WHAT NEEDS TO BE DONE =>
While copying the entries exactly, leave out each picture they contain.

Top of INFORMATION

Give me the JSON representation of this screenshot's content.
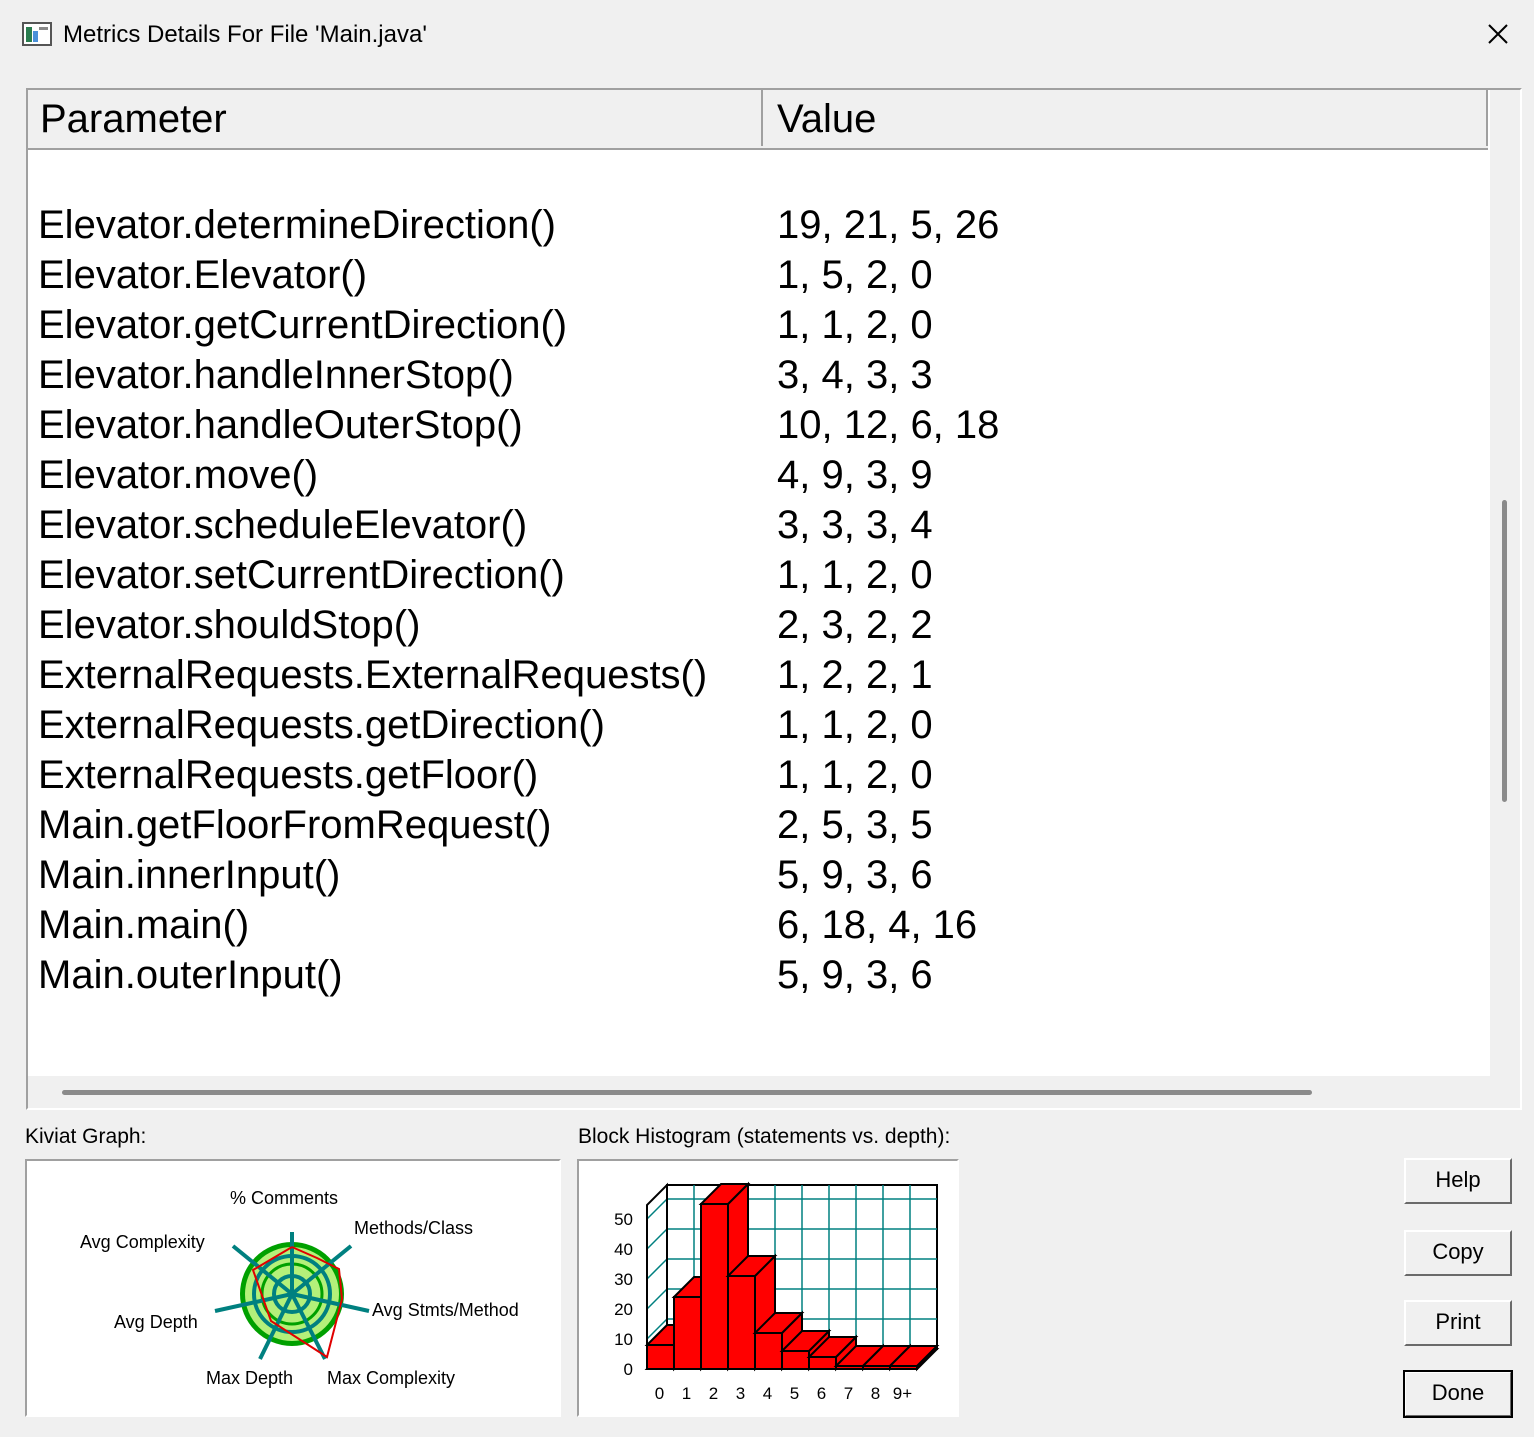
{
  "window": {
    "title": "Metrics Details For File 'Main.java'"
  },
  "table": {
    "columns": [
      "Parameter",
      "Value"
    ],
    "rows": [
      {
        "parameter": "Elevator.determineDirection()",
        "value": "19, 21, 5, 26"
      },
      {
        "parameter": "Elevator.Elevator()",
        "value": "1, 5, 2, 0"
      },
      {
        "parameter": "Elevator.getCurrentDirection()",
        "value": "1, 1, 2, 0"
      },
      {
        "parameter": "Elevator.handleInnerStop()",
        "value": "3, 4, 3, 3"
      },
      {
        "parameter": "Elevator.handleOuterStop()",
        "value": "10, 12, 6, 18"
      },
      {
        "parameter": "Elevator.move()",
        "value": "4, 9, 3, 9"
      },
      {
        "parameter": "Elevator.scheduleElevator()",
        "value": "3, 3, 3, 4"
      },
      {
        "parameter": "Elevator.setCurrentDirection()",
        "value": "1, 1, 2, 0"
      },
      {
        "parameter": "Elevator.shouldStop()",
        "value": "2, 3, 2, 2"
      },
      {
        "parameter": "ExternalRequests.ExternalRequests()",
        "value": "1, 2, 2, 1"
      },
      {
        "parameter": "ExternalRequests.getDirection()",
        "value": "1, 1, 2, 0"
      },
      {
        "parameter": "ExternalRequests.getFloor()",
        "value": "1, 1, 2, 0"
      },
      {
        "parameter": "Main.getFloorFromRequest()",
        "value": "2, 5, 3, 5"
      },
      {
        "parameter": "Main.innerInput()",
        "value": "5, 9, 3, 6"
      },
      {
        "parameter": "Main.main()",
        "value": "6, 18, 4, 16"
      },
      {
        "parameter": "Main.outerInput()",
        "value": "5, 9, 3, 6"
      }
    ]
  },
  "kiviat": {
    "label": "Kiviat Graph:",
    "axes": [
      "% Comments",
      "Methods/Class",
      "Avg Stmts/Method",
      "Max Complexity",
      "Max Depth",
      "Avg Depth",
      "Avg Complexity"
    ]
  },
  "histogram": {
    "label": "Block Histogram (statements vs. depth):"
  },
  "chart_data": {
    "type": "bar",
    "categories": [
      "0",
      "1",
      "2",
      "3",
      "4",
      "5",
      "6",
      "7",
      "8",
      "9+"
    ],
    "values": [
      8,
      24,
      55,
      31,
      12,
      6,
      4,
      1,
      1,
      1
    ],
    "ylim": [
      0,
      50
    ],
    "yticks": [
      "0",
      "10",
      "20",
      "30",
      "40",
      "50"
    ],
    "bar_color": "#ff0000",
    "grid_color": "#008080",
    "grid": true
  },
  "buttons": {
    "help": "Help",
    "copy": "Copy",
    "print": "Print",
    "done": "Done"
  }
}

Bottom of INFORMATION

SOLUTION TO THE PROBLEM =>
Give me the JSON representation of this screenshot's content.
{
  "window": {
    "title": "Metrics Details For File 'Main.java'"
  },
  "table": {
    "columns": [
      "Parameter",
      "Value"
    ],
    "rows": [
      {
        "parameter": "Elevator.determineDirection()",
        "value": "19, 21, 5, 26"
      },
      {
        "parameter": "Elevator.Elevator()",
        "value": "1, 5, 2, 0"
      },
      {
        "parameter": "Elevator.getCurrentDirection()",
        "value": "1, 1, 2, 0"
      },
      {
        "parameter": "Elevator.handleInnerStop()",
        "value": "3, 4, 3, 3"
      },
      {
        "parameter": "Elevator.handleOuterStop()",
        "value": "10, 12, 6, 18"
      },
      {
        "parameter": "Elevator.move()",
        "value": "4, 9, 3, 9"
      },
      {
        "parameter": "Elevator.scheduleElevator()",
        "value": "3, 3, 3, 4"
      },
      {
        "parameter": "Elevator.setCurrentDirection()",
        "value": "1, 1, 2, 0"
      },
      {
        "parameter": "Elevator.shouldStop()",
        "value": "2, 3, 2, 2"
      },
      {
        "parameter": "ExternalRequests.ExternalRequests()",
        "value": "1, 2, 2, 1"
      },
      {
        "parameter": "ExternalRequests.getDirection()",
        "value": "1, 1, 2, 0"
      },
      {
        "parameter": "ExternalRequests.getFloor()",
        "value": "1, 1, 2, 0"
      },
      {
        "parameter": "Main.getFloorFromRequest()",
        "value": "2, 5, 3, 5"
      },
      {
        "parameter": "Main.innerInput()",
        "value": "5, 9, 3, 6"
      },
      {
        "parameter": "Main.main()",
        "value": "6, 18, 4, 16"
      },
      {
        "parameter": "Main.outerInput()",
        "value": "5, 9, 3, 6"
      }
    ]
  },
  "kiviat": {
    "label": "Kiviat Graph:",
    "axes": [
      "% Comments",
      "Methods/Class",
      "Avg Stmts/Method",
      "Max Complexity",
      "Max Depth",
      "Avg Depth",
      "Avg Complexity"
    ]
  },
  "histogram": {
    "label": "Block Histogram (statements vs. depth):"
  },
  "chart_data": {
    "type": "bar",
    "categories": [
      "0",
      "1",
      "2",
      "3",
      "4",
      "5",
      "6",
      "7",
      "8",
      "9+"
    ],
    "values": [
      8,
      24,
      55,
      31,
      12,
      6,
      4,
      1,
      1,
      1
    ],
    "ylim": [
      0,
      50
    ],
    "yticks": [
      "0",
      "10",
      "20",
      "30",
      "40",
      "50"
    ],
    "bar_color": "#ff0000",
    "grid_color": "#008080",
    "grid": true
  },
  "buttons": {
    "help": "Help",
    "copy": "Copy",
    "print": "Print",
    "done": "Done"
  }
}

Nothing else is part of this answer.